By Kyle Johnson
Editors note: Kyle Johnson is a forester with the Bureau of Land Management’s Missoula Field Office. Mr. Johnson is not affiliated with Healthy Forests, Healthy Communities but gave us permission to share his Arbor Day message.
For Arbor Day (this Saturday April 29th) I thought we’d tackle a question that’s been vexing me for a while: How can it be that we often hear forests are imperiled, while also hearing that our forests are overcrowded? Are there too many trees or not enough? Like I said, this question often bothers me because I feel that the lay person and public at large may be confused by these seemingly contradicting messages, so let’s take a deeper look.
As mentioned in previous posts, here in the USA we are fortunate to have some of the most robust and stringent environmental laws and regulations in the world. Our collective awareness of taking care of the environment is amazing and also a benefit of being a developed, first-world country. Many nations in the world are still struggling to get by, and taking full advantage of their natural resources is one of the few avenues they have for profit let alone survival. This is the same as we did here in the US not that long ago, and I don’t write this from a place of judgement, but understanding. That said, there are indeed places and especially the jungle regions where deforestation and exploitation of the natural resources are advancing at a rate that they may forever lost if we as a global community don’t change our course. And I’ll add that we in the US contribute to these seemingly far away problems by buying from those regions and helping to fund or incentivize the destruction. Closer to home, habitat loss is a real problem in our nation as well, typically due to development and urban sprawl. Our cultural pursuit of “a place of our own” often comes at the cost of the wild critters who once lived there. So it’s true, globally deforestation and loss of habitat is a real problem facing our forests.
Conversely, here at home our public forests are by and large, overcrowded and suffering and epidemic of too many trees.
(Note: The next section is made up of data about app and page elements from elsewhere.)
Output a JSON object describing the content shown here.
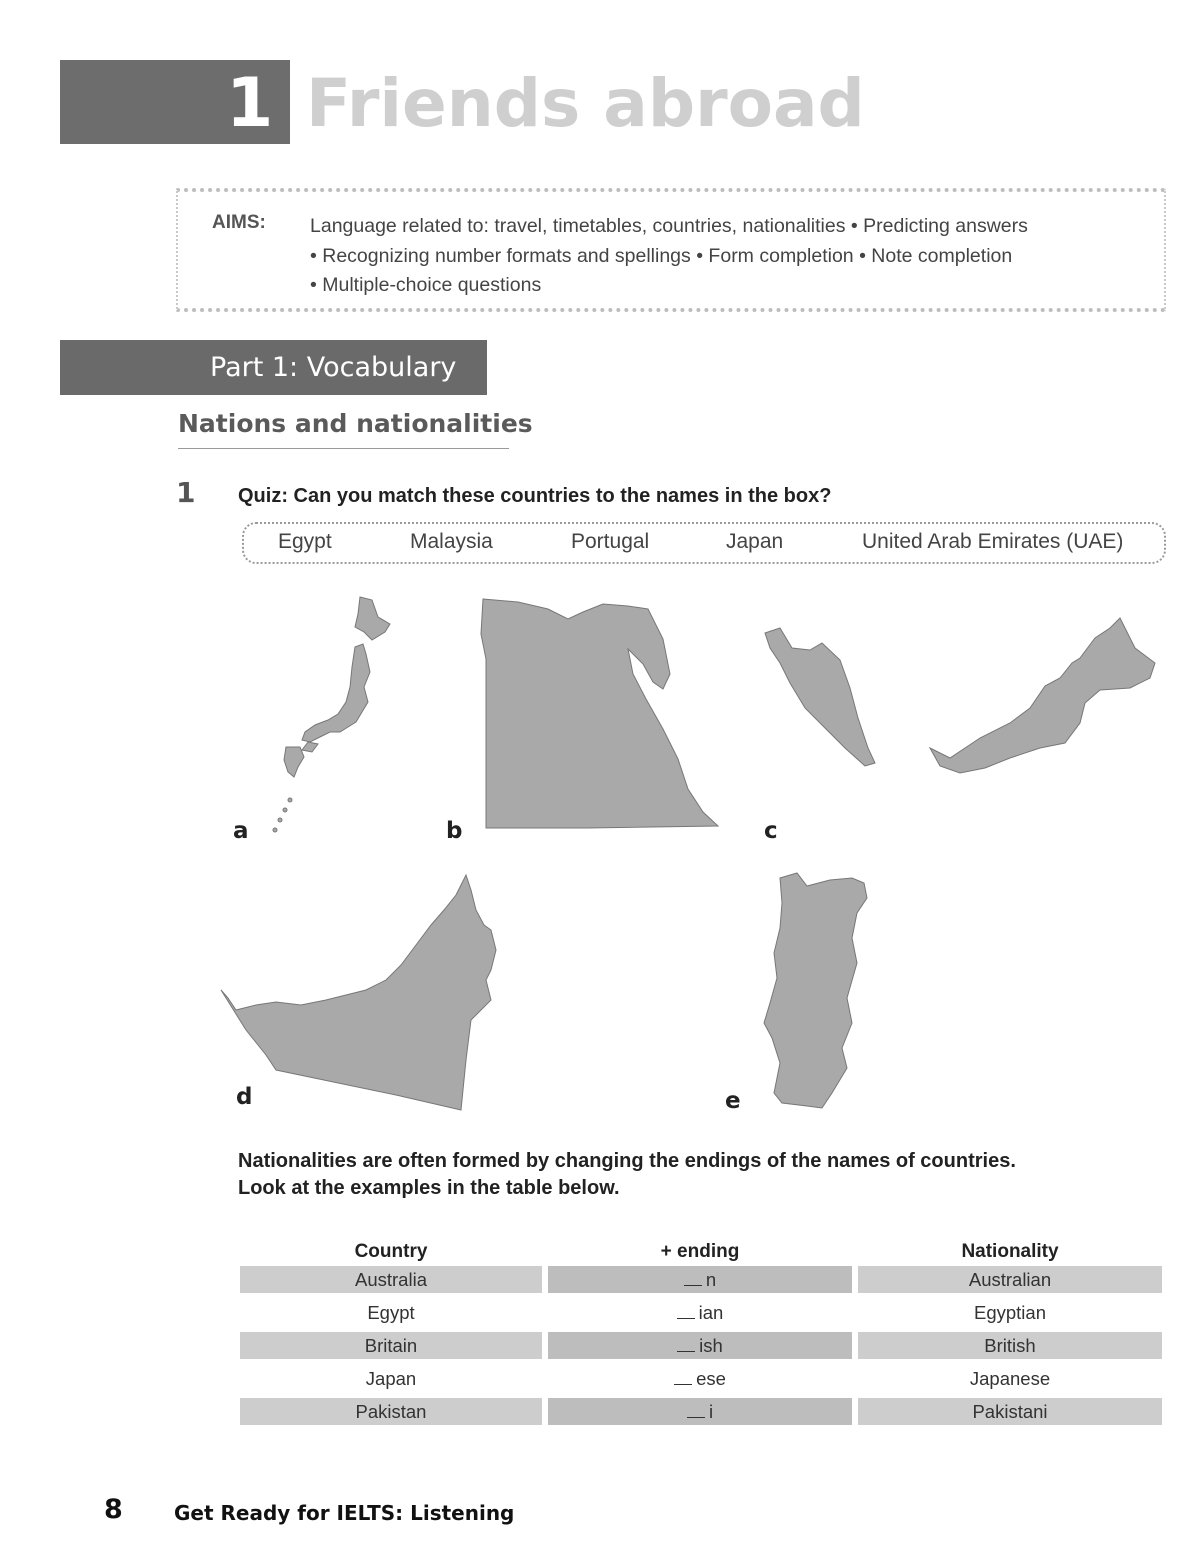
{
  "unit": {
    "number": "1",
    "title": "Friends abroad"
  },
  "aims": {
    "label": "AIMS:",
    "lines": [
      "Language related to: travel, timetables, countries, nationalities • Predicting answers",
      "• Recognizing number formats and spellings • Form completion • Note completion",
      "• Multiple-choice questions"
    ]
  },
  "part": {
    "title": "Part 1: Vocabulary"
  },
  "section": {
    "heading": "Nations and nationalities"
  },
  "exercise1": {
    "number": "1",
    "instruction": "Quiz: Can you match these countries to the names in the box?",
    "word_box": [
      "Egypt",
      "Malaysia",
      "Portugal",
      "Japan",
      "United Arab Emirates (UAE)"
    ],
    "maps": [
      {
        "label": "a",
        "depicts": "Japan"
      },
      {
        "label": "b",
        "depicts": "Egypt"
      },
      {
        "label": "c",
        "depicts": "Malaysia"
      },
      {
        "label": "d",
        "depicts": "United Arab Emirates"
      },
      {
        "label": "e",
        "depicts": "Portugal"
      }
    ],
    "map_fill_color": "#a9a9a9"
  },
  "intro": {
    "line1": "Nationalities are often formed by changing the endings of the names of countries.",
    "line2": "Look at the examples in the table below."
  },
  "table": {
    "headers": [
      "Country",
      "+ ending",
      "Nationality"
    ],
    "rows": [
      {
        "country": "Australia",
        "ending": "n",
        "nationality": "Australian"
      },
      {
        "country": "Egypt",
        "ending": "ian",
        "nationality": "Egyptian"
      },
      {
        "country": "Britain",
        "ending": "ish",
        "nationality": "British"
      },
      {
        "country": "Japan",
        "ending": "ese",
        "nationality": "Japanese"
      },
      {
        "country": "Pakistan",
        "ending": "i",
        "nationality": "Pakistani"
      }
    ]
  },
  "footer": {
    "page_number": "8",
    "book_title": "Get Ready for IELTS: Listening"
  }
}
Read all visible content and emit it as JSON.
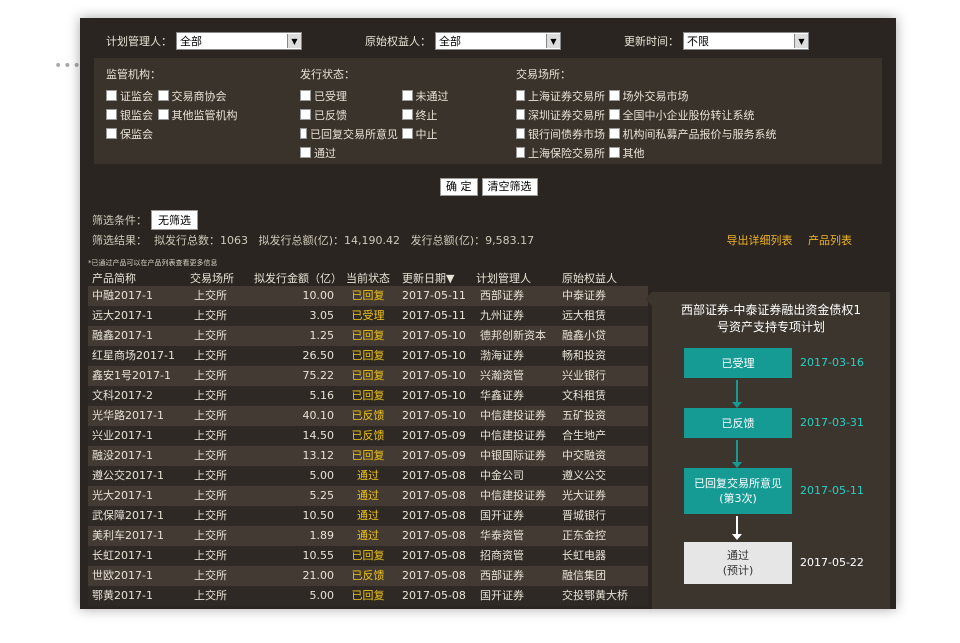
{
  "filters": {
    "plan_manager": {
      "label": "计划管理人：",
      "value": "全部"
    },
    "original_owner": {
      "label": "原始权益人：",
      "value": "全部"
    },
    "update_time": {
      "label": "更新时间：",
      "value": "不限"
    }
  },
  "regulators": {
    "title": "监管机构：",
    "options": [
      "证监会",
      "交易商协会",
      "银监会",
      "其他监管机构",
      "保监会"
    ]
  },
  "issue_status": {
    "title": "发行状态：",
    "options": [
      "已受理",
      "未通过",
      "已反馈",
      "终止",
      "已回复交易所意见",
      "中止",
      "通过"
    ]
  },
  "exchange": {
    "title": "交易场所：",
    "options": [
      "上海证券交易所",
      "场外交易市场",
      "深圳证券交易所",
      "全国中小企业股份转让系统",
      "银行间债券市场",
      "机构间私募产品报价与服务系统",
      "上海保险交易所",
      "其他"
    ]
  },
  "buttons": {
    "confirm": "确 定",
    "clear": "清空筛选"
  },
  "summary": {
    "cond_label": "筛选条件：",
    "cond_value": "无筛选",
    "result_text": "筛选结果：  拟发行总数：1063   拟发行总额(亿)：14,190.42   发行总额(亿)：9,583.17"
  },
  "links": {
    "export": "导出详细列表",
    "product_list": "产品列表"
  },
  "note": "*已通过产品可以在产品列表查看更多信息",
  "table": {
    "headers": [
      "产品简称",
      "交易场所",
      "拟发行金额（亿）",
      "当前状态",
      "更新日期▼",
      "计划管理人",
      "原始权益人"
    ],
    "rows": [
      [
        "中融2017-1",
        "上交所",
        "10.00",
        "已回复",
        "2017-05-11",
        "西部证券",
        "中泰证券"
      ],
      [
        "远大2017-1",
        "上交所",
        "3.05",
        "已受理",
        "2017-05-11",
        "九州证券",
        "远大租赁"
      ],
      [
        "融鑫2017-1",
        "上交所",
        "1.25",
        "已回复",
        "2017-05-10",
        "德邦创新资本",
        "融鑫小贷"
      ],
      [
        "红星商场2017-1",
        "上交所",
        "26.50",
        "已回复",
        "2017-05-10",
        "渤海证券",
        "畅和投资"
      ],
      [
        "鑫安1号2017-1",
        "上交所",
        "75.22",
        "已回复",
        "2017-05-10",
        "兴瀚资管",
        "兴业银行"
      ],
      [
        "文科2017-2",
        "上交所",
        "5.16",
        "已回复",
        "2017-05-10",
        "华鑫证券",
        "文科租赁"
      ],
      [
        "光华路2017-1",
        "上交所",
        "40.10",
        "已反馈",
        "2017-05-10",
        "中信建投证券",
        "五矿投资"
      ],
      [
        "兴业2017-1",
        "上交所",
        "14.50",
        "已反馈",
        "2017-05-09",
        "中信建投证券",
        "合生地产"
      ],
      [
        "融没2017-1",
        "上交所",
        "13.12",
        "已回复",
        "2017-05-09",
        "中银国际证券",
        "中交融资"
      ],
      [
        "遵公交2017-1",
        "上交所",
        "5.00",
        "通过",
        "2017-05-08",
        "中金公司",
        "遵义公交"
      ],
      [
        "光大2017-1",
        "上交所",
        "5.25",
        "通过",
        "2017-05-08",
        "中信建投证券",
        "光大证券"
      ],
      [
        "武保障2017-1",
        "上交所",
        "10.50",
        "通过",
        "2017-05-08",
        "国开证券",
        "晋城银行"
      ],
      [
        "美利车2017-1",
        "上交所",
        "1.89",
        "通过",
        "2017-05-08",
        "华泰资管",
        "正东金控"
      ],
      [
        "长虹2017-1",
        "上交所",
        "10.55",
        "已回复",
        "2017-05-08",
        "招商资管",
        "长虹电器"
      ],
      [
        "世欧2017-1",
        "上交所",
        "21.00",
        "已反馈",
        "2017-05-08",
        "西部证券",
        "融信集团"
      ],
      [
        "鄂黄2017-1",
        "上交所",
        "5.00",
        "已回复",
        "2017-05-08",
        "国开证券",
        "交投鄂黄大桥"
      ]
    ]
  },
  "detail": {
    "title_line1": "西部证券-中泰证券融出资金债权1",
    "title_line2": "号资产支持专项计划",
    "steps": [
      {
        "label": "已受理",
        "sub": "",
        "date": "2017-03-16"
      },
      {
        "label": "已反馈",
        "sub": "",
        "date": "2017-03-31"
      },
      {
        "label": "已回复交易所意见",
        "sub": "(第3次)",
        "date": "2017-05-11"
      },
      {
        "label": "通过",
        "sub": "(预计)",
        "date": "2017-05-22"
      }
    ]
  },
  "colors": {
    "bg": "#2a2520",
    "accent": "#f0b429",
    "teal": "#169a94"
  }
}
This is due in large part to fire suppression that became national policy around 1915, and past harvesting practices that replaced stands of large, widely spaced trees with regenerated stands of small trees, densely stocked. It sounds counter intuitive perhaps to suggest that cutting more trees is the cure for cutting trees in the past, but that is in fact often the case. By selective harvesting, thinning and returning fire to the landscape we aim to produce healthier trees and by extension healthier forests that may one day again resemble their natural condition, and will be resilient to the challenges of a changing climate. While we have too many trees in these forests today, that could all change in the future if they succumb to insects, disease and megafires that are becoming more and more common in recent years.
It’s a tough nut to crack perhaps, and I appreciate your patience as I try to unravel it with you. The truth is there too many trees and not enough at the same time at the global scale, and we have to look a little closer to get a clearer picture. With that said, if you are inspired in plant a tree in your yard for Arbor Day, please do! “Blessed Are Those Who Plant Trees Under Whose Shade They Will Never Sit” – Unknown.